▶ [Exercise input]:
····················
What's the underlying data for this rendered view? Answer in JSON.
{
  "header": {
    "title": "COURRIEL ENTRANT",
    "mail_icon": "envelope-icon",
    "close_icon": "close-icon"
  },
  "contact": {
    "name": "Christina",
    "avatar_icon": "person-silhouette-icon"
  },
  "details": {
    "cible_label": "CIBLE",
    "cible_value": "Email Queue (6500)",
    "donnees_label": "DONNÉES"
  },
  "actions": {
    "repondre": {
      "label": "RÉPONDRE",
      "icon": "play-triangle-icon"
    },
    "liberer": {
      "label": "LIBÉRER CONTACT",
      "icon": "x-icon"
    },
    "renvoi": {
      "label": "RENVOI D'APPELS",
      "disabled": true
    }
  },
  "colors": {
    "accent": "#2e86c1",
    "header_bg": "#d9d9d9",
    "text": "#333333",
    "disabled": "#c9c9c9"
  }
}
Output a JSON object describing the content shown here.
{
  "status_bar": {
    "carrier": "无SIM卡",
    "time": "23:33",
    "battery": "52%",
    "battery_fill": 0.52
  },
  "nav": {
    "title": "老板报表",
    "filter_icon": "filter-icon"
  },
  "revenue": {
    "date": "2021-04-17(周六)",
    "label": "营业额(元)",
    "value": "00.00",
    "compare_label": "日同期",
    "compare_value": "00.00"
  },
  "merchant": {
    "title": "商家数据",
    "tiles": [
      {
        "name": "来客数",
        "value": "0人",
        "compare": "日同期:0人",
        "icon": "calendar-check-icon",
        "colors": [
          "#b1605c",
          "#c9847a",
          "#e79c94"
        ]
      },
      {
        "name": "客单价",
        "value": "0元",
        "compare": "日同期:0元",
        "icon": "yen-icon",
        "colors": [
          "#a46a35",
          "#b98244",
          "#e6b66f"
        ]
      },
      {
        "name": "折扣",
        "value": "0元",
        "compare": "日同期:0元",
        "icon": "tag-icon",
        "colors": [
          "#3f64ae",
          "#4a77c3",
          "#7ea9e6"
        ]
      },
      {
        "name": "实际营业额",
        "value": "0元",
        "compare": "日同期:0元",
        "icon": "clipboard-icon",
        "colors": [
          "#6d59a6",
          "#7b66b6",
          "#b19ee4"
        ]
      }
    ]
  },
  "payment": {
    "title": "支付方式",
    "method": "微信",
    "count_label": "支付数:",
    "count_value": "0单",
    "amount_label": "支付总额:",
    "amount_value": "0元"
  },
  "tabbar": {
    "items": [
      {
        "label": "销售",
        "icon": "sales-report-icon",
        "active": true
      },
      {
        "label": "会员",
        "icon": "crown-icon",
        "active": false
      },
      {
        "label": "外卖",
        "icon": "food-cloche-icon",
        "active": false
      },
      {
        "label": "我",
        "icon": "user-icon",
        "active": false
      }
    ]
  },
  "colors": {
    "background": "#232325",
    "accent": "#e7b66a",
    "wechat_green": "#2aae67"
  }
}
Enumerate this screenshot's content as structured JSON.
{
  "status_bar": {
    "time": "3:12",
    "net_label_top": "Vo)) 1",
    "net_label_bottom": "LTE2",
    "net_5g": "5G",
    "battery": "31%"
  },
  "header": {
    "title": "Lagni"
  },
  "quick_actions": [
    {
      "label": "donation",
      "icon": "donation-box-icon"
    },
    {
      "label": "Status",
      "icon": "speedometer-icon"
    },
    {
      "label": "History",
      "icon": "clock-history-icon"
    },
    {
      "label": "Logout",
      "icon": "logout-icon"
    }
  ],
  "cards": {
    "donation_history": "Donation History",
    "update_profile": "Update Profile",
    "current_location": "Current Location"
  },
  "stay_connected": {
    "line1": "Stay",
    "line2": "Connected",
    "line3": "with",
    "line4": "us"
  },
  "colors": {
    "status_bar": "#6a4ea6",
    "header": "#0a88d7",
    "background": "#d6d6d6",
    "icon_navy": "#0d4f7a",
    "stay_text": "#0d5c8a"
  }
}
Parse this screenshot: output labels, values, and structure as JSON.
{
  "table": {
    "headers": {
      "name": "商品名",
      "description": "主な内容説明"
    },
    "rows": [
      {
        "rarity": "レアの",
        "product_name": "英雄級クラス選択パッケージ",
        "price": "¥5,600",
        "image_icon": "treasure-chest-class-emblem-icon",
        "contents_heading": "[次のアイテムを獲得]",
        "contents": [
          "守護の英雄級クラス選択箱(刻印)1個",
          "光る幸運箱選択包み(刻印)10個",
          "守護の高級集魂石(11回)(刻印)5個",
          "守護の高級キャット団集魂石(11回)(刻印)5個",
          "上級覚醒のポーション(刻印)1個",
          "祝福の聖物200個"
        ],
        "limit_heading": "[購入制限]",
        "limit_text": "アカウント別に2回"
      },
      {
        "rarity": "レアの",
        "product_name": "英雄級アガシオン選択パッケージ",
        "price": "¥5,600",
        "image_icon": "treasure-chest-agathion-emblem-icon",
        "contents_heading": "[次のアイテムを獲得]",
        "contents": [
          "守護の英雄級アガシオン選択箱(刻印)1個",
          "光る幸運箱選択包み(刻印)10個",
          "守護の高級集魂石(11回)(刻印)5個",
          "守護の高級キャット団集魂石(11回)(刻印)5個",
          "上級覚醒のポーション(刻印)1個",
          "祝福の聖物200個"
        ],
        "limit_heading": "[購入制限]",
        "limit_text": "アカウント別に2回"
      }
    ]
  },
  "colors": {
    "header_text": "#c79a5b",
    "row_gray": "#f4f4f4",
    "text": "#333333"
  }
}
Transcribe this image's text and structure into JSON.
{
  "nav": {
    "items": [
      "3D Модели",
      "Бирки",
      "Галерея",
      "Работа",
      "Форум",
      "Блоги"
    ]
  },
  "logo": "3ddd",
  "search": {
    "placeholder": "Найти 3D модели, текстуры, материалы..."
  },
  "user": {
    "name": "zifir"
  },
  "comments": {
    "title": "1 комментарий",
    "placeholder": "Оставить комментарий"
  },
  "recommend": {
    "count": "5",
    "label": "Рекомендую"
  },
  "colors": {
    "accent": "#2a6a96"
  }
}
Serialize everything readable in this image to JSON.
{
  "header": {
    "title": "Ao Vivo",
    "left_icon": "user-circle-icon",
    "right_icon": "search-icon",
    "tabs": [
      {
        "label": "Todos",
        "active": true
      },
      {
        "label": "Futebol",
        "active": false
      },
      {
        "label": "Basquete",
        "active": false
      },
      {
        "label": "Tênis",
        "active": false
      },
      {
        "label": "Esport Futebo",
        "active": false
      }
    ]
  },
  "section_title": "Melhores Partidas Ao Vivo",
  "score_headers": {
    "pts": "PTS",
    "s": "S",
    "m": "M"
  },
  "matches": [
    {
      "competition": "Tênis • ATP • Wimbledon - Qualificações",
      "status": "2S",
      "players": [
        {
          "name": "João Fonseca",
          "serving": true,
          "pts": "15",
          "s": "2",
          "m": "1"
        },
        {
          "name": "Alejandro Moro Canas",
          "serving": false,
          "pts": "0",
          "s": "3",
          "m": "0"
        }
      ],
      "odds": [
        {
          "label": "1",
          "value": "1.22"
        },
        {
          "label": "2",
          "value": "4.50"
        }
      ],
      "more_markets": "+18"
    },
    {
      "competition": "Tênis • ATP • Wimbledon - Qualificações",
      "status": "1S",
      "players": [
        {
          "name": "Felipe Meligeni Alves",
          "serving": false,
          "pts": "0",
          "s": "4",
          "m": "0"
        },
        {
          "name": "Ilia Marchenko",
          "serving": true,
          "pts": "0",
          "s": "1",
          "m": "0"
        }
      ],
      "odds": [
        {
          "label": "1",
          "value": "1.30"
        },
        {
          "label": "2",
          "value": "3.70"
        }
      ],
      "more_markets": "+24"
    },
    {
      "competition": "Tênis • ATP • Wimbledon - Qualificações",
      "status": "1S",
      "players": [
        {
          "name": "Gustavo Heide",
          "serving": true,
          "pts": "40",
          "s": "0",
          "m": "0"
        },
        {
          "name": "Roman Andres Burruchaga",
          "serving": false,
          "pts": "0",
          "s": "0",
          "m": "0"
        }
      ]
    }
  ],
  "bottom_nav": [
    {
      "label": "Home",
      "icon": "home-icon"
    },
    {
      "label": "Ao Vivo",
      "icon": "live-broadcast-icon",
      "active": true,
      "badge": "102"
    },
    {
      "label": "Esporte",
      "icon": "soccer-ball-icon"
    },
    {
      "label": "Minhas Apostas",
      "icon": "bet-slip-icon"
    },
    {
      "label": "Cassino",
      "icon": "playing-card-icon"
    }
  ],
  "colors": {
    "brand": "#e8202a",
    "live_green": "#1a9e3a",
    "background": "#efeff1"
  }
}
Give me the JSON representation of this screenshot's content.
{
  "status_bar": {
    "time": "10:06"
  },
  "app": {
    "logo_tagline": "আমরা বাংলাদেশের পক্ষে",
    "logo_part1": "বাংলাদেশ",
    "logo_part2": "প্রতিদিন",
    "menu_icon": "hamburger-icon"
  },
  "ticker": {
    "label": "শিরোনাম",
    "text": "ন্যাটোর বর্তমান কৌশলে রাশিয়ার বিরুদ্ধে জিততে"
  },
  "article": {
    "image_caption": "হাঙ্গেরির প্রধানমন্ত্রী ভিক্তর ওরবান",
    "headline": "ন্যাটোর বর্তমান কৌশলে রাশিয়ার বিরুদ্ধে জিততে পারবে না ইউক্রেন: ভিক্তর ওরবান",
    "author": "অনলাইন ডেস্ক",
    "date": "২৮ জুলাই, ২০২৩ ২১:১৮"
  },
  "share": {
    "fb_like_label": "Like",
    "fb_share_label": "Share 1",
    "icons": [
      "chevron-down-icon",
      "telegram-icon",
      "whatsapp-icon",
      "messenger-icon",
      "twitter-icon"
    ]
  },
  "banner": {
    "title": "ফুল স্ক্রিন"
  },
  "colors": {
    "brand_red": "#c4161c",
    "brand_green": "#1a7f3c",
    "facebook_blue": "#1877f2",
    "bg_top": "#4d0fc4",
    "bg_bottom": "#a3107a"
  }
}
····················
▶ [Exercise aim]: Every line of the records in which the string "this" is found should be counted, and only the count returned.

▶ [Solution]: 6